(Beginning of Recorded information)

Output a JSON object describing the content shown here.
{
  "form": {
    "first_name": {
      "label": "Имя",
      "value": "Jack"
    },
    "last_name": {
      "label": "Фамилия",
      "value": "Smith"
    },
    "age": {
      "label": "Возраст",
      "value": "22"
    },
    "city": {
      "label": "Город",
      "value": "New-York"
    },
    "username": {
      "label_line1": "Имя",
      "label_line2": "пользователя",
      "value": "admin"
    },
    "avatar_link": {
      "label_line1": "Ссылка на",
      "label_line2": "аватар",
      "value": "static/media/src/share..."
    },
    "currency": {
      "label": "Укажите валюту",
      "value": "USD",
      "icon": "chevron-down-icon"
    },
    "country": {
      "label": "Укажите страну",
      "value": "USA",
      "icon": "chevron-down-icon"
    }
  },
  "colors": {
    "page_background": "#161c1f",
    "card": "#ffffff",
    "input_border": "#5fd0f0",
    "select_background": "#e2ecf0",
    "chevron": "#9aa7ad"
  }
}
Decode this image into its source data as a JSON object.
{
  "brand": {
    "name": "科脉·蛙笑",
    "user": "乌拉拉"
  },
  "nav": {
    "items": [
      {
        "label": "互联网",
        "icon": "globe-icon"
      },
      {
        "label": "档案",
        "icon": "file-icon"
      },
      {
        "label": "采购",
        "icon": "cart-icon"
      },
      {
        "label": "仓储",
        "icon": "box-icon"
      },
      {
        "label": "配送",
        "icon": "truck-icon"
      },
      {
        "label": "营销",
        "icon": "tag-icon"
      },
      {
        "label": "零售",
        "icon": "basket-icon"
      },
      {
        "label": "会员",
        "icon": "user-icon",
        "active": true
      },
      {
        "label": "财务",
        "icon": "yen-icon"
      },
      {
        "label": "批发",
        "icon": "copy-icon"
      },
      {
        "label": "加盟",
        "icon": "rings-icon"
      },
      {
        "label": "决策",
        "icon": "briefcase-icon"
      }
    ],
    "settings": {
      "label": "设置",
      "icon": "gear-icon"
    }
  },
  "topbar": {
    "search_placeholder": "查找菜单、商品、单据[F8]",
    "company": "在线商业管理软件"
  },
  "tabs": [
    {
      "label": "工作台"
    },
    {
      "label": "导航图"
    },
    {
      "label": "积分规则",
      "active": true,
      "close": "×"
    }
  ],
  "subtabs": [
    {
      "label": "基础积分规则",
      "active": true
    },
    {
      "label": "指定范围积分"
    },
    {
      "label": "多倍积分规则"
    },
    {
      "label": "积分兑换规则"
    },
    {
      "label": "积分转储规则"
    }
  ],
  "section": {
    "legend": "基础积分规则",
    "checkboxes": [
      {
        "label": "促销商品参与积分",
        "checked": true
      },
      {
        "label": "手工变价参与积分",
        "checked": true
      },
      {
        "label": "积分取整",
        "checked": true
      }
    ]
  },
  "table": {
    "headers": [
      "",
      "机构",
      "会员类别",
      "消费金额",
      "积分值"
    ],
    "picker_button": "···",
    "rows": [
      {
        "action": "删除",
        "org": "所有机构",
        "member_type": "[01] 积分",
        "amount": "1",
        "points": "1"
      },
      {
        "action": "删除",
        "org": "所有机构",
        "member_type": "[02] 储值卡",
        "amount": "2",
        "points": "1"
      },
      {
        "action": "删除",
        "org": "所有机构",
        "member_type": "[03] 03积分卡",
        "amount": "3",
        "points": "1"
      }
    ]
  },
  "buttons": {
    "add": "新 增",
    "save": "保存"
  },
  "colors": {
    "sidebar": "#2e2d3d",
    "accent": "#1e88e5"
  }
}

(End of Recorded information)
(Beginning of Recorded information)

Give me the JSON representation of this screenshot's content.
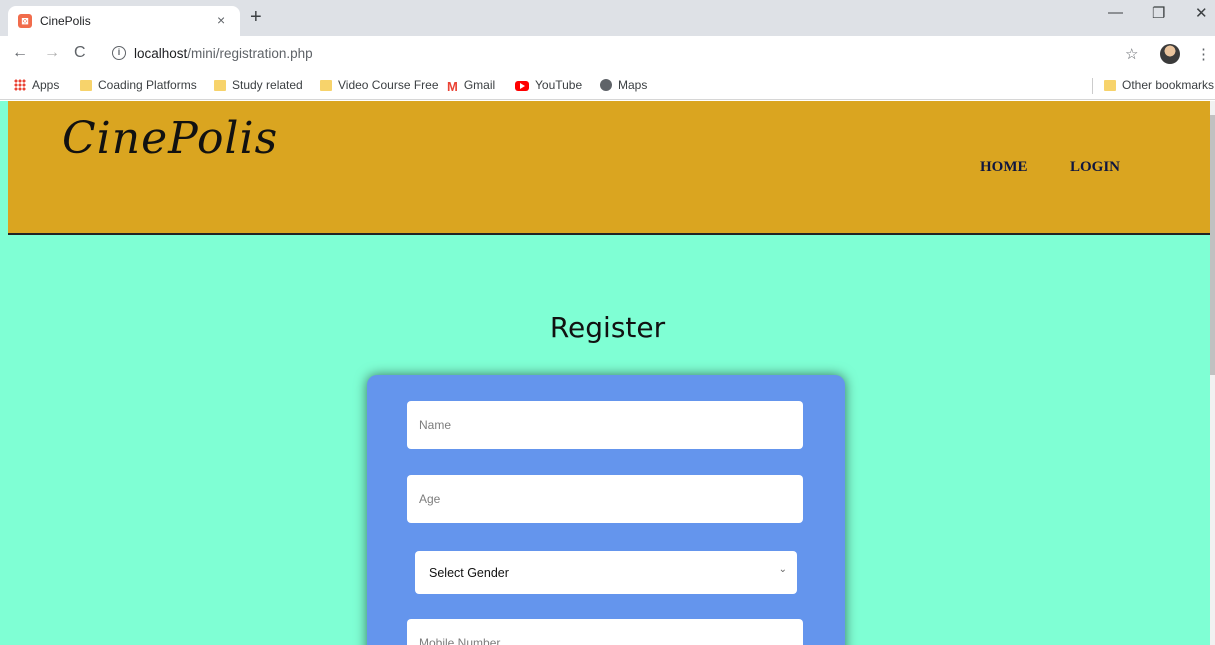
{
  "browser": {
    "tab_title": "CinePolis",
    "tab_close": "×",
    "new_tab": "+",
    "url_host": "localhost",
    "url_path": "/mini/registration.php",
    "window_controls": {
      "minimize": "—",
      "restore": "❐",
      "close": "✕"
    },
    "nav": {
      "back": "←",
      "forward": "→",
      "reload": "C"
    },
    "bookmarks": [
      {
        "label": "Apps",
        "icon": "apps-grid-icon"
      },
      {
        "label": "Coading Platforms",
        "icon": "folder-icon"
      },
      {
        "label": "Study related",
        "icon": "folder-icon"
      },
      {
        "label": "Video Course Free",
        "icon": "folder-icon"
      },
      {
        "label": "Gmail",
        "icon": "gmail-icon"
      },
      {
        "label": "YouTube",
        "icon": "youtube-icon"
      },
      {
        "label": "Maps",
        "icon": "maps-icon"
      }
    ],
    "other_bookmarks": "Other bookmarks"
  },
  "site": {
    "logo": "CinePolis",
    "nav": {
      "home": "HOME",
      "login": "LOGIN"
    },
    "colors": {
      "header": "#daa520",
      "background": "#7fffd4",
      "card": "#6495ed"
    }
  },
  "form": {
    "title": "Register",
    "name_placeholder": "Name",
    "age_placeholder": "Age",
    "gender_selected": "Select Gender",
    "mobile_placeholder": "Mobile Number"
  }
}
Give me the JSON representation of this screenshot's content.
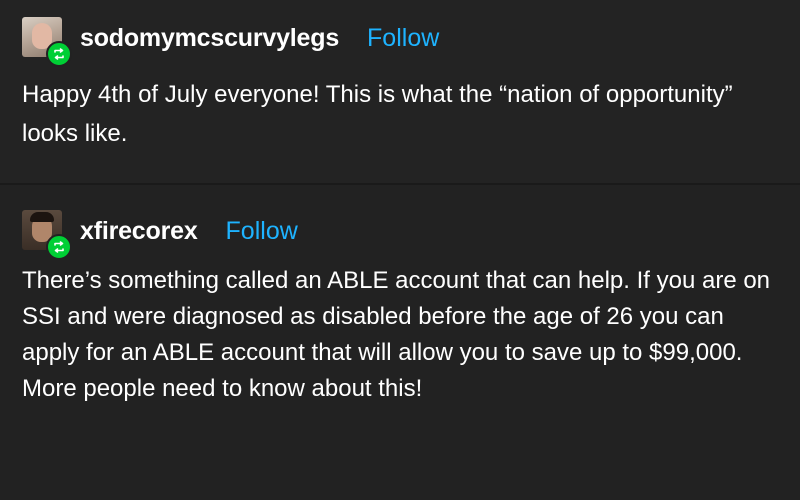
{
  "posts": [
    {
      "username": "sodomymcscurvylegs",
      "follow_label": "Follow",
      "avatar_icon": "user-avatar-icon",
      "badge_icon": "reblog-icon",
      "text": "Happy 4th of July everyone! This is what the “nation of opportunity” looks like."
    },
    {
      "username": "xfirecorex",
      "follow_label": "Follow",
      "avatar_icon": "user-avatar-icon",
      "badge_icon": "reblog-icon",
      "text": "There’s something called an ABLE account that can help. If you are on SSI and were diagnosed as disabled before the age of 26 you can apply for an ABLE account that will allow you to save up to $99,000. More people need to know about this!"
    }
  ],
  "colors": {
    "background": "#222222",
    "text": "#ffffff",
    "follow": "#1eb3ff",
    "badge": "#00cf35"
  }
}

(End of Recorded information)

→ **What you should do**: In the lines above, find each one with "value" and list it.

→ **Solved problem**:
      "value": "Jack"
      "value": "Smith"
      "value": "22"
      "value": "New-York"
      "value": "admin"
      "value": "static/media/src/share..."
      "value": "USD",
      "value": "USA",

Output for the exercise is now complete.